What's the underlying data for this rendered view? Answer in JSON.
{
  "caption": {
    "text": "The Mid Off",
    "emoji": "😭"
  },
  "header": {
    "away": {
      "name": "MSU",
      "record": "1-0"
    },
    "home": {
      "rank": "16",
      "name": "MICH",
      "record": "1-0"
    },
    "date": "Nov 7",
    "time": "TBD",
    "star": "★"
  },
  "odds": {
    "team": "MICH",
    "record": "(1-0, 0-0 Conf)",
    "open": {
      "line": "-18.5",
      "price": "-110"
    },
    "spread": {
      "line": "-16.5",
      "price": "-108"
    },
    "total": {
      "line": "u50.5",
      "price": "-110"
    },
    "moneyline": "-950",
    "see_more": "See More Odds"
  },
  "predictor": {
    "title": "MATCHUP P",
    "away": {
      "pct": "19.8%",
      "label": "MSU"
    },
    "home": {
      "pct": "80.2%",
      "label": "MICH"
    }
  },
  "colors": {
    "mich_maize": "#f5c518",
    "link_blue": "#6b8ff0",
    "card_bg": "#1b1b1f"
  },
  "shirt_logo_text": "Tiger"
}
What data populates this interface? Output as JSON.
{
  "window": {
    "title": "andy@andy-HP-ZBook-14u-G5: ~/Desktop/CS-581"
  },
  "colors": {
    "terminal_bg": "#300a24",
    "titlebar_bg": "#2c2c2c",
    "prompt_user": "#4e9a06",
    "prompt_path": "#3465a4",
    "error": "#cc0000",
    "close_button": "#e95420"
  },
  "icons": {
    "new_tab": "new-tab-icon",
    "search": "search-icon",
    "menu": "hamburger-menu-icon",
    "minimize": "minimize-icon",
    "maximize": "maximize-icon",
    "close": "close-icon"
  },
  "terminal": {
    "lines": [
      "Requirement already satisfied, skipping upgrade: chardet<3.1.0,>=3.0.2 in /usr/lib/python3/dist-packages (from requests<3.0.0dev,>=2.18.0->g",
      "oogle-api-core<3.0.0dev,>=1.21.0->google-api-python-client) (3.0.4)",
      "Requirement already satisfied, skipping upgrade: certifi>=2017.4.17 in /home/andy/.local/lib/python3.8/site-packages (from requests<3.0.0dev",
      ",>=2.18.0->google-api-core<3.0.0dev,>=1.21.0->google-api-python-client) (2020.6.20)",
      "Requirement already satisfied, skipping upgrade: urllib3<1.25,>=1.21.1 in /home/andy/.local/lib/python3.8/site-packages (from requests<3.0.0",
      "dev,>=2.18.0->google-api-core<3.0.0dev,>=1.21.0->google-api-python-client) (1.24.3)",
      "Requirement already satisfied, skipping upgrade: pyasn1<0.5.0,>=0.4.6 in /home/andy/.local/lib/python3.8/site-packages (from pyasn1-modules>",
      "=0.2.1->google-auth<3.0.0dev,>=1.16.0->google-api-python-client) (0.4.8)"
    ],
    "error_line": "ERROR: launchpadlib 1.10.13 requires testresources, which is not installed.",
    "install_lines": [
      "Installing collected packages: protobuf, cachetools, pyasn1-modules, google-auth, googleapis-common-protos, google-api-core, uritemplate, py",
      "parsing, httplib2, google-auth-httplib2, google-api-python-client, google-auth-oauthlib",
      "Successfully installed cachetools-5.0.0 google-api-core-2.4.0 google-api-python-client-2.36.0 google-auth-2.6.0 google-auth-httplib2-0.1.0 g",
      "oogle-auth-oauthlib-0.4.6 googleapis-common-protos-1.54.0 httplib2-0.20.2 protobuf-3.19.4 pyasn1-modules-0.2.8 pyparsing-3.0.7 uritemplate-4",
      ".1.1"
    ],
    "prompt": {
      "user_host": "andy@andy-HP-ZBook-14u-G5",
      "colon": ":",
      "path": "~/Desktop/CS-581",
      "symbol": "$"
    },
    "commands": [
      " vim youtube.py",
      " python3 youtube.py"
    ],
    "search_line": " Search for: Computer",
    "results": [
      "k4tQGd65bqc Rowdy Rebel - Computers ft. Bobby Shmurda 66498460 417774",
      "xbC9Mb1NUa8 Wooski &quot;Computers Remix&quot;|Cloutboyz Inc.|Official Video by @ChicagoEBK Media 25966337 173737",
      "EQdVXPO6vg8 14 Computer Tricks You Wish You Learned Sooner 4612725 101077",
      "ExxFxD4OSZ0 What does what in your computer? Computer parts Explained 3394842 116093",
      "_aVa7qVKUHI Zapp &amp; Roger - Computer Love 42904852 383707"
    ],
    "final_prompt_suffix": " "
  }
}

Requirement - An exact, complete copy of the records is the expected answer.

Task result -
What's the underlying data for this rendered view? Answer in JSON.
{
  "caption": {
    "text": "The Mid Off",
    "emoji": "😭"
  },
  "header": {
    "away": {
      "name": "MSU",
      "record": "1-0"
    },
    "home": {
      "rank": "16",
      "name": "MICH",
      "record": "1-0"
    },
    "date": "Nov 7",
    "time": "TBD",
    "star": "★"
  },
  "odds": {
    "team": "MICH",
    "record": "(1-0, 0-0 Conf)",
    "open": {
      "line": "-18.5",
      "price": "-110"
    },
    "spread": {
      "line": "-16.5",
      "price": "-108"
    },
    "total": {
      "line": "u50.5",
      "price": "-110"
    },
    "moneyline": "-950",
    "see_more": "See More Odds"
  },
  "predictor": {
    "title": "MATCHUP P",
    "away": {
      "pct": "19.8%",
      "label": "MSU"
    },
    "home": {
      "pct": "80.2%",
      "label": "MICH"
    }
  },
  "colors": {
    "mich_maize": "#f5c518",
    "link_blue": "#6b8ff0",
    "card_bg": "#1b1b1f"
  },
  "shirt_logo_text": "Tiger"
}
What data populates this interface? Output as JSON.
{
  "window": {
    "title": "andy@andy-HP-ZBook-14u-G5: ~/Desktop/CS-581"
  },
  "colors": {
    "terminal_bg": "#300a24",
    "titlebar_bg": "#2c2c2c",
    "prompt_user": "#4e9a06",
    "prompt_path": "#3465a4",
    "error": "#cc0000",
    "close_button": "#e95420"
  },
  "icons": {
    "new_tab": "new-tab-icon",
    "search": "search-icon",
    "menu": "hamburger-menu-icon",
    "minimize": "minimize-icon",
    "maximize": "maximize-icon",
    "close": "close-icon"
  },
  "terminal": {
    "lines": [
      "Requirement already satisfied, skipping upgrade: chardet<3.1.0,>=3.0.2 in /usr/lib/python3/dist-packages (from requests<3.0.0dev,>=2.18.0->g",
      "oogle-api-core<3.0.0dev,>=1.21.0->google-api-python-client) (3.0.4)",
      "Requirement already satisfied, skipping upgrade: certifi>=2017.4.17 in /home/andy/.local/lib/python3.8/site-packages (from requests<3.0.0dev",
      ",>=2.18.0->google-api-core<3.0.0dev,>=1.21.0->google-api-python-client) (2020.6.20)",
      "Requirement already satisfied, skipping upgrade: urllib3<1.25,>=1.21.1 in /home/andy/.local/lib/python3.8/site-packages (from requests<3.0.0",
      "dev,>=2.18.0->google-api-core<3.0.0dev,>=1.21.0->google-api-python-client) (1.24.3)",
      "Requirement already satisfied, skipping upgrade: pyasn1<0.5.0,>=0.4.6 in /home/andy/.local/lib/python3.8/site-packages (from pyasn1-modules>",
      "=0.2.1->google-auth<3.0.0dev,>=1.16.0->google-api-python-client) (0.4.8)"
    ],
    "error_line": "ERROR: launchpadlib 1.10.13 requires testresources, which is not installed.",
    "install_lines": [
      "Installing collected packages: protobuf, cachetools, pyasn1-modules, google-auth, googleapis-common-protos, google-api-core, uritemplate, py",
      "parsing, httplib2, google-auth-httplib2, google-api-python-client, google-auth-oauthlib",
      "Successfully installed cachetools-5.0.0 google-api-core-2.4.0 google-api-python-client-2.36.0 google-auth-2.6.0 google-auth-httplib2-0.1.0 g",
      "oogle-auth-oauthlib-0.4.6 googleapis-common-protos-1.54.0 httplib2-0.20.2 protobuf-3.19.4 pyasn1-modules-0.2.8 pyparsing-3.0.7 uritemplate-4",
      ".1.1"
    ],
    "prompt": {
      "user_host": "andy@andy-HP-ZBook-14u-G5",
      "colon": ":",
      "path": "~/Desktop/CS-581",
      "symbol": "$"
    },
    "commands": [
      " vim youtube.py",
      " python3 youtube.py"
    ],
    "search_line": " Search for: Computer",
    "results": [
      "k4tQGd65bqc Rowdy Rebel - Computers ft. Bobby Shmurda 66498460 417774",
      "xbC9Mb1NUa8 Wooski &quot;Computers Remix&quot;|Cloutboyz Inc.|Official Video by @ChicagoEBK Media 25966337 173737",
      "EQdVXPO6vg8 14 Computer Tricks You Wish You Learned Sooner 4612725 101077",
      "ExxFxD4OSZ0 What does what in your computer? Computer parts Explained 3394842 116093",
      "_aVa7qVKUHI Zapp &amp; Roger - Computer Love 42904852 383707"
    ],
    "final_prompt_suffix": " "
  }
}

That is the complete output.